++++ Exercise inputs

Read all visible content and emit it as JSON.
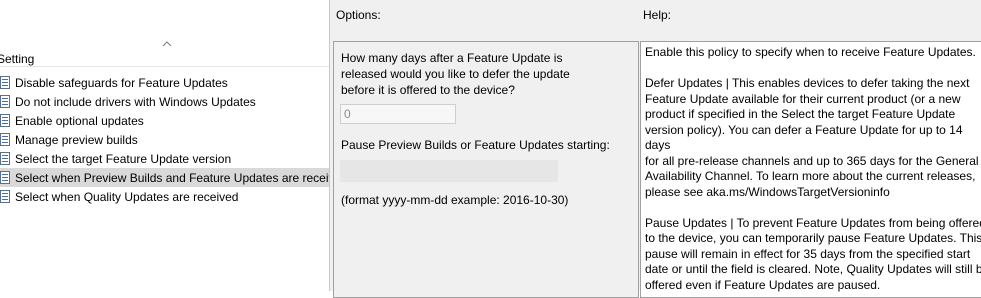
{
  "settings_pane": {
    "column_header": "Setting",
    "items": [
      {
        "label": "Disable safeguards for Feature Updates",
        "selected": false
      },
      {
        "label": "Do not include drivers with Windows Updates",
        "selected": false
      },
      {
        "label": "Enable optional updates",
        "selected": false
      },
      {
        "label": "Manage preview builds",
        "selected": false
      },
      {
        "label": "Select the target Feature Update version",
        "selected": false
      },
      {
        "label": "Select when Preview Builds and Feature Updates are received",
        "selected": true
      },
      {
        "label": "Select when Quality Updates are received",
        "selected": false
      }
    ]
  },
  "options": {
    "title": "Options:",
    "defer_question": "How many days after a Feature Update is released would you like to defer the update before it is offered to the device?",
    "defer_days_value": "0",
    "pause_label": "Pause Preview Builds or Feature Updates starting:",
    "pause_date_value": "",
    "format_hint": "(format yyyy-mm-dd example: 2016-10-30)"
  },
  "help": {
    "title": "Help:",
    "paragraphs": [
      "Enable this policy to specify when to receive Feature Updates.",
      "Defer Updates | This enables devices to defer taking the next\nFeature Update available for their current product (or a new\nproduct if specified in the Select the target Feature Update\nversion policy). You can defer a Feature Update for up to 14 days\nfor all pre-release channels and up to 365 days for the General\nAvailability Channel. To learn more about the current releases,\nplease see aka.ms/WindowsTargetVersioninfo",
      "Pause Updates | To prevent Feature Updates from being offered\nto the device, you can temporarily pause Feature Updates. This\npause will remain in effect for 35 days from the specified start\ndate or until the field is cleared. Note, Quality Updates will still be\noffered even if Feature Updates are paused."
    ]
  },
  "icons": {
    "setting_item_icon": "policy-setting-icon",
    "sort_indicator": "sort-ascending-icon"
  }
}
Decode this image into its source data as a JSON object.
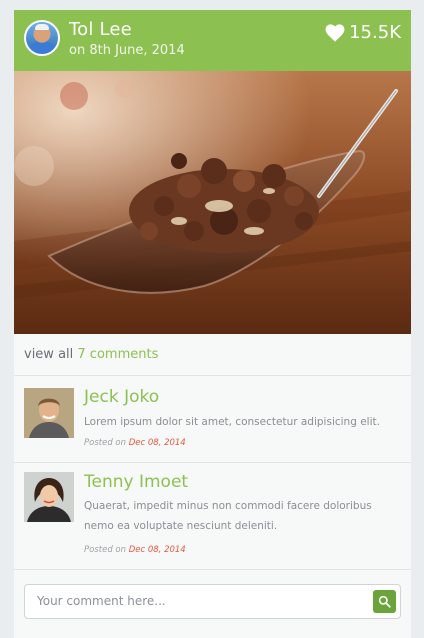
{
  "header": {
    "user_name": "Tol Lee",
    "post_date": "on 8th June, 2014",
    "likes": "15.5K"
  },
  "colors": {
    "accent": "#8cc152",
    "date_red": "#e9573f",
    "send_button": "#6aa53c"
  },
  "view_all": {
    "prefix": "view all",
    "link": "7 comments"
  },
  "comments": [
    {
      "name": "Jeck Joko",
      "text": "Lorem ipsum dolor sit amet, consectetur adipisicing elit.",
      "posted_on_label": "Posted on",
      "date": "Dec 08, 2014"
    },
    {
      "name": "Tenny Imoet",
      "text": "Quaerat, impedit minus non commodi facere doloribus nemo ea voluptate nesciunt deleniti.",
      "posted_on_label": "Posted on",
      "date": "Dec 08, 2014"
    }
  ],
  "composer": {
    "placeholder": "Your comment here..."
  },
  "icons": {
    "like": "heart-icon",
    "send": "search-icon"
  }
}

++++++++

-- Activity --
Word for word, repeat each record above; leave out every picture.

-- Output of the task --
Read all visible content and emit it as JSON.
{
  "settings_pane": {
    "column_header": "Setting",
    "items": [
      {
        "label": "Disable safeguards for Feature Updates",
        "selected": false
      },
      {
        "label": "Do not include drivers with Windows Updates",
        "selected": false
      },
      {
        "label": "Enable optional updates",
        "selected": false
      },
      {
        "label": "Manage preview builds",
        "selected": false
      },
      {
        "label": "Select the target Feature Update version",
        "selected": false
      },
      {
        "label": "Select when Preview Builds and Feature Updates are received",
        "selected": true
      },
      {
        "label": "Select when Quality Updates are received",
        "selected": false
      }
    ]
  },
  "options": {
    "title": "Options:",
    "defer_question": "How many days after a Feature Update is released would you like to defer the update before it is offered to the device?",
    "defer_days_value": "0",
    "pause_label": "Pause Preview Builds or Feature Updates starting:",
    "pause_date_value": "",
    "format_hint": "(format yyyy-mm-dd example: 2016-10-30)"
  },
  "help": {
    "title": "Help:",
    "paragraphs": [
      "Enable this policy to specify when to receive Feature Updates.",
      "Defer Updates | This enables devices to defer taking the next\nFeature Update available for their current product (or a new\nproduct if specified in the Select the target Feature Update\nversion policy). You can defer a Feature Update for up to 14 days\nfor all pre-release channels and up to 365 days for the General\nAvailability Channel. To learn more about the current releases,\nplease see aka.ms/WindowsTargetVersioninfo",
      "Pause Updates | To prevent Feature Updates from being offered\nto the device, you can temporarily pause Feature Updates. This\npause will remain in effect for 35 days from the specified start\ndate or until the field is cleared. Note, Quality Updates will still be\noffered even if Feature Updates are paused."
    ]
  },
  "icons": {
    "setting_item_icon": "policy-setting-icon",
    "sort_indicator": "sort-ascending-icon"
  }
}
Decode this image into its source data as a JSON object.
{
  "header": {
    "user_name": "Tol Lee",
    "post_date": "on 8th June, 2014",
    "likes": "15.5K"
  },
  "colors": {
    "accent": "#8cc152",
    "date_red": "#e9573f",
    "send_button": "#6aa53c"
  },
  "view_all": {
    "prefix": "view all",
    "link": "7 comments"
  },
  "comments": [
    {
      "name": "Jeck Joko",
      "text": "Lorem ipsum dolor sit amet, consectetur adipisicing elit.",
      "posted_on_label": "Posted on",
      "date": "Dec 08, 2014"
    },
    {
      "name": "Tenny Imoet",
      "text": "Quaerat, impedit minus non commodi facere doloribus nemo ea voluptate nesciunt deleniti.",
      "posted_on_label": "Posted on",
      "date": "Dec 08, 2014"
    }
  ],
  "composer": {
    "placeholder": "Your comment here..."
  },
  "icons": {
    "like": "heart-icon",
    "send": "search-icon"
  }
}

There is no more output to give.